■ The problem
An exact, picture-free copy of the listing is required.

■ Source records
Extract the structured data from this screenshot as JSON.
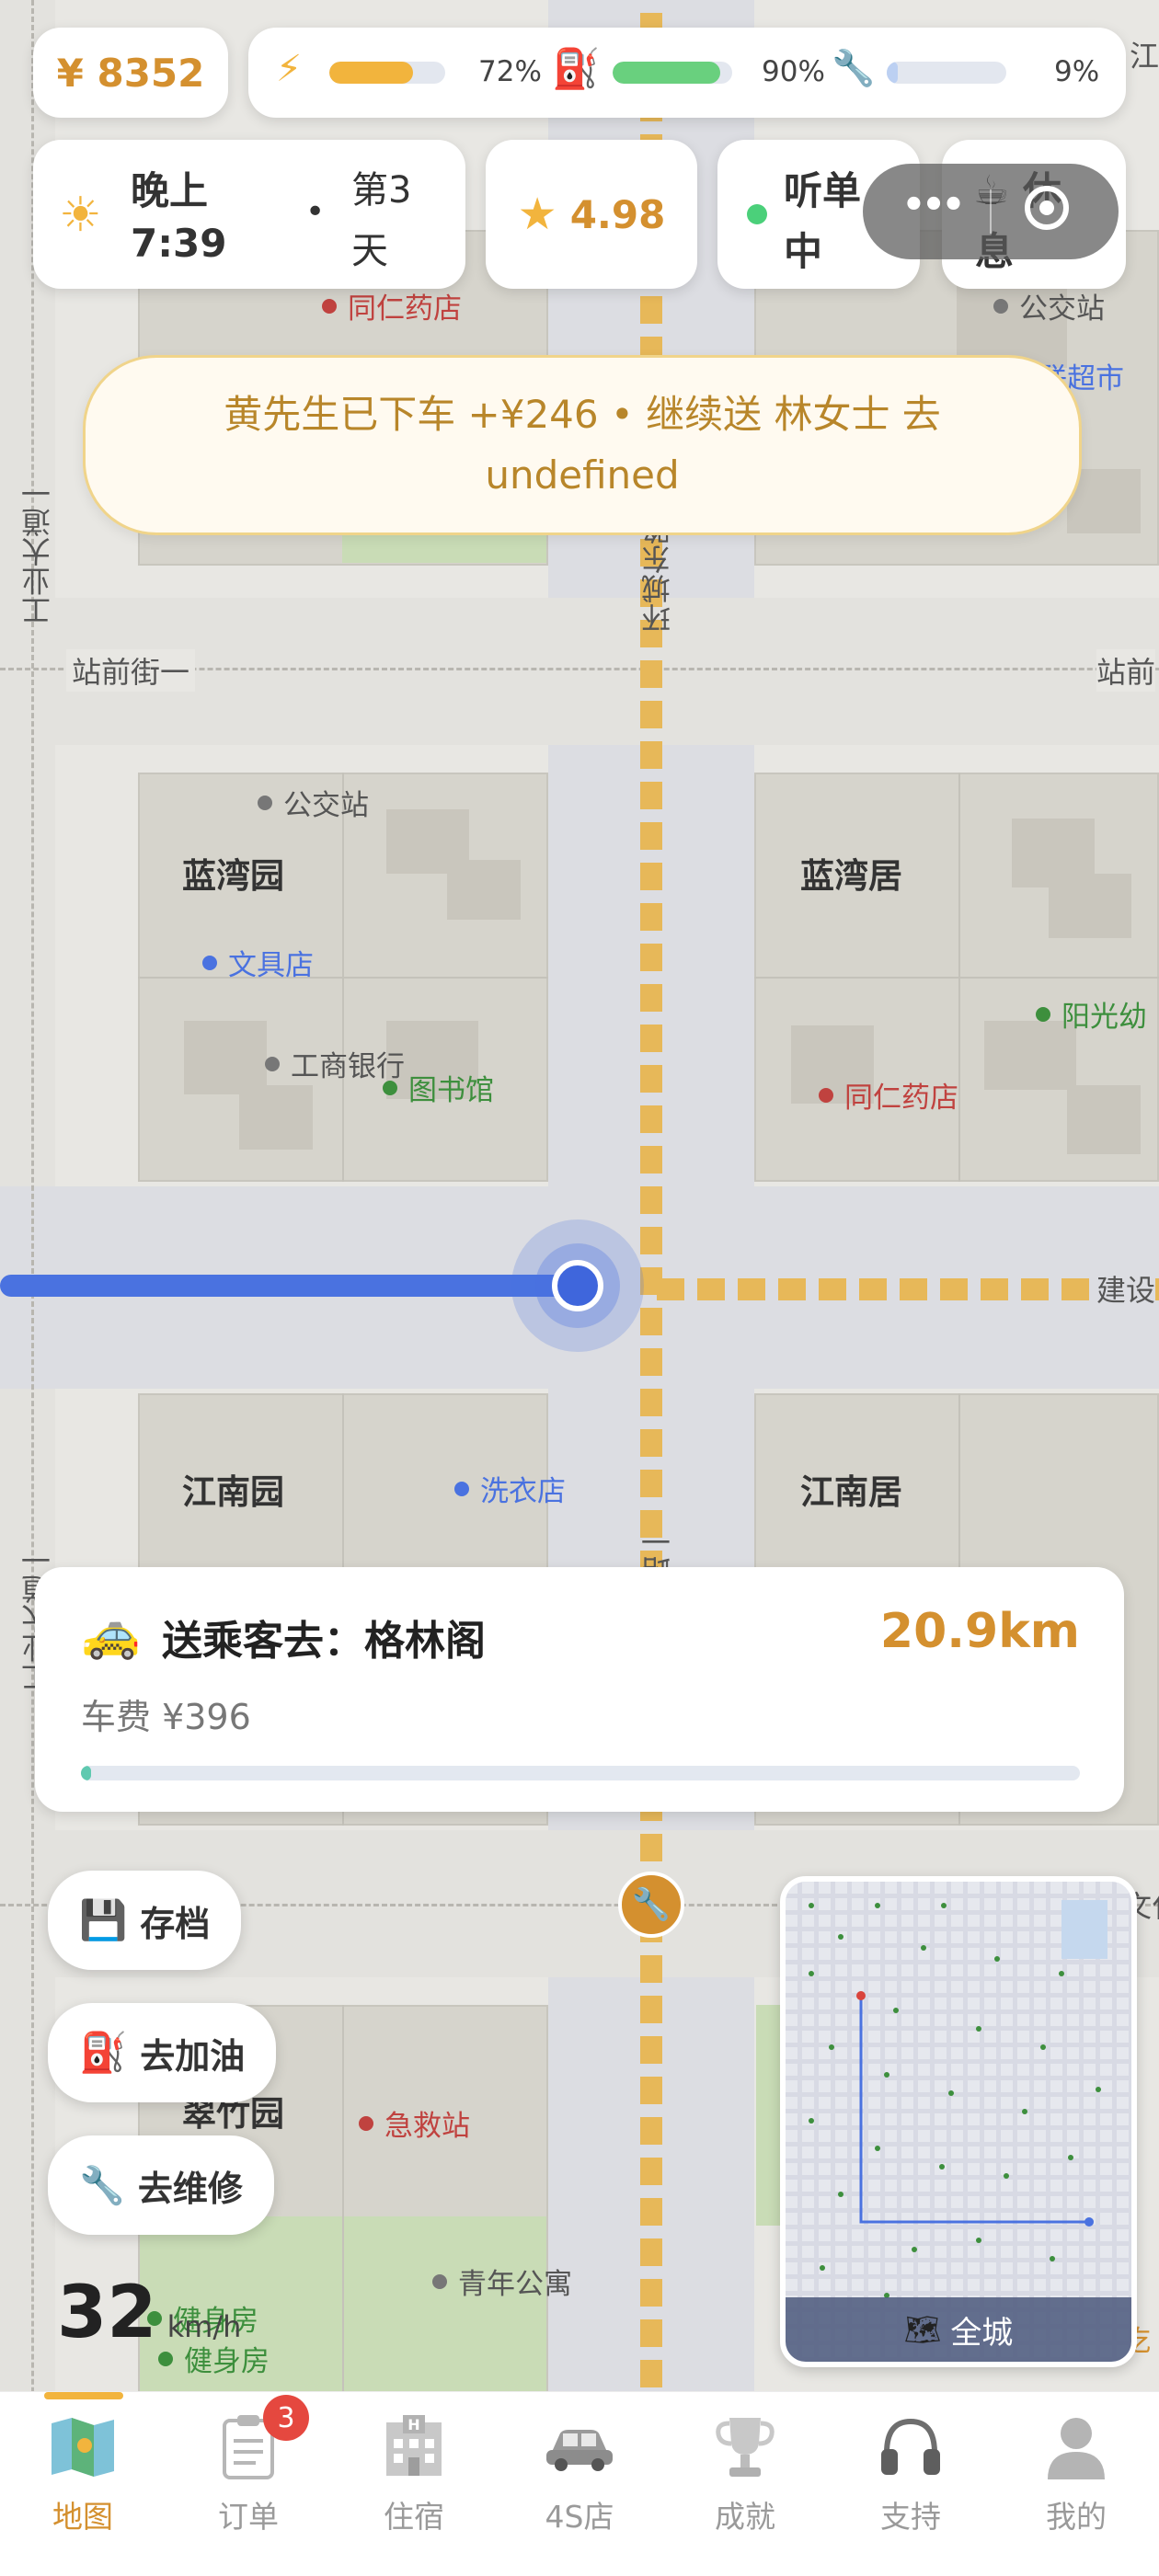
{
  "status_bar": {
    "money": "¥ 8352",
    "energy_percent": "72%",
    "energy_value": 0.72,
    "fuel_percent": "90%",
    "fuel_value": 0.9,
    "wear_percent": "9%",
    "wear_value": 0.09
  },
  "info_row": {
    "time_period": "晚上",
    "time": "7:39",
    "separator": "•",
    "day_prefix": "第3",
    "day_suffix": "天",
    "rating": "4.98",
    "status_line1": "听单",
    "status_line2": "中",
    "rest_line1": "休",
    "rest_line2": "息"
  },
  "toast": {
    "line1": "黄先生已下车 +¥246 • 继续送 林女士 去",
    "line2": "undefined"
  },
  "map": {
    "roads": {
      "vertical_left": "工业大道一",
      "vertical_left_lower": "工业大道一",
      "vertical_center": "环城东路",
      "vertical_center_lower": "环城东路一",
      "horizontal_top_left": "站前街一",
      "horizontal_top_right": "站前",
      "horizontal_mid_right": "建设",
      "horizontal_lower_right": "文化",
      "top_right_road": "江"
    },
    "blocks": {
      "lanwan_yuan": "蓝湾园",
      "lanwan_ju": "蓝湾居",
      "jiangnan_yuan": "江南园",
      "jiangnan_ju": "江南居",
      "cuixing_yuan": "翠竹园"
    },
    "pois": {
      "tongren_top": "同仁药店",
      "bus_top_right": "公交站",
      "supermarket": "华联超市",
      "bus_mid": "公交站",
      "stationery": "文具店",
      "icbc": "工商银行",
      "library": "图书馆",
      "tongren_mid": "同仁药店",
      "kindergarten": "阳光幼",
      "laundry": "洗衣店",
      "emergency": "急救站",
      "youth_apartment": "青年公寓",
      "gym1": "健身房",
      "gym2": "健身房",
      "right_edge_lower": "吃"
    }
  },
  "trip": {
    "icon": "taxi-icon",
    "title": "送乘客去：格林阁",
    "distance": "20.9km",
    "fare": "车费 ¥396",
    "progress": 0.01
  },
  "actions": {
    "save": "存档",
    "refuel": "去加油",
    "repair": "去维修"
  },
  "speed": {
    "value": "32",
    "unit": "km/h"
  },
  "minimap": {
    "label": "全城"
  },
  "capsule": {
    "more": "•••",
    "close": "close-icon"
  },
  "tabbar": {
    "tabs": [
      {
        "label": "地图",
        "icon": "map-icon",
        "active": true
      },
      {
        "label": "订单",
        "icon": "clipboard-icon",
        "badge": "3"
      },
      {
        "label": "住宿",
        "icon": "hotel-icon"
      },
      {
        "label": "4S店",
        "icon": "car-icon"
      },
      {
        "label": "成就",
        "icon": "trophy-icon"
      },
      {
        "label": "支持",
        "icon": "headphones-icon"
      },
      {
        "label": "我的",
        "icon": "user-icon"
      }
    ]
  },
  "colors": {
    "accent": "#d4902f",
    "route": "#4a72e0",
    "energy": "#f2b43d",
    "fuel": "#69d07e",
    "wear": "#bcd0f2"
  }
}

■ Output of the task
Extract the structured data from this screenshot as JSON.
{
  "status_bar": {
    "money": "¥ 8352",
    "energy_percent": "72%",
    "energy_value": 0.72,
    "fuel_percent": "90%",
    "fuel_value": 0.9,
    "wear_percent": "9%",
    "wear_value": 0.09
  },
  "info_row": {
    "time_period": "晚上",
    "time": "7:39",
    "separator": "•",
    "day_prefix": "第3",
    "day_suffix": "天",
    "rating": "4.98",
    "status_line1": "听单",
    "status_line2": "中",
    "rest_line1": "休",
    "rest_line2": "息"
  },
  "toast": {
    "line1": "黄先生已下车 +¥246 • 继续送 林女士 去",
    "line2": "undefined"
  },
  "map": {
    "roads": {
      "vertical_left": "工业大道一",
      "vertical_left_lower": "工业大道一",
      "vertical_center": "环城东路",
      "vertical_center_lower": "环城东路一",
      "horizontal_top_left": "站前街一",
      "horizontal_top_right": "站前",
      "horizontal_mid_right": "建设",
      "horizontal_lower_right": "文化",
      "top_right_road": "江"
    },
    "blocks": {
      "lanwan_yuan": "蓝湾园",
      "lanwan_ju": "蓝湾居",
      "jiangnan_yuan": "江南园",
      "jiangnan_ju": "江南居",
      "cuixing_yuan": "翠竹园"
    },
    "pois": {
      "tongren_top": "同仁药店",
      "bus_top_right": "公交站",
      "supermarket": "华联超市",
      "bus_mid": "公交站",
      "stationery": "文具店",
      "icbc": "工商银行",
      "library": "图书馆",
      "tongren_mid": "同仁药店",
      "kindergarten": "阳光幼",
      "laundry": "洗衣店",
      "emergency": "急救站",
      "youth_apartment": "青年公寓",
      "gym1": "健身房",
      "gym2": "健身房",
      "right_edge_lower": "吃"
    }
  },
  "trip": {
    "icon": "taxi-icon",
    "title": "送乘客去：格林阁",
    "distance": "20.9km",
    "fare": "车费 ¥396",
    "progress": 0.01
  },
  "actions": {
    "save": "存档",
    "refuel": "去加油",
    "repair": "去维修"
  },
  "speed": {
    "value": "32",
    "unit": "km/h"
  },
  "minimap": {
    "label": "全城"
  },
  "capsule": {
    "more": "•••",
    "close": "close-icon"
  },
  "tabbar": {
    "tabs": [
      {
        "label": "地图",
        "icon": "map-icon",
        "active": true
      },
      {
        "label": "订单",
        "icon": "clipboard-icon",
        "badge": "3"
      },
      {
        "label": "住宿",
        "icon": "hotel-icon"
      },
      {
        "label": "4S店",
        "icon": "car-icon"
      },
      {
        "label": "成就",
        "icon": "trophy-icon"
      },
      {
        "label": "支持",
        "icon": "headphones-icon"
      },
      {
        "label": "我的",
        "icon": "user-icon"
      }
    ]
  },
  "colors": {
    "accent": "#d4902f",
    "route": "#4a72e0",
    "energy": "#f2b43d",
    "fuel": "#69d07e",
    "wear": "#bcd0f2"
  }
}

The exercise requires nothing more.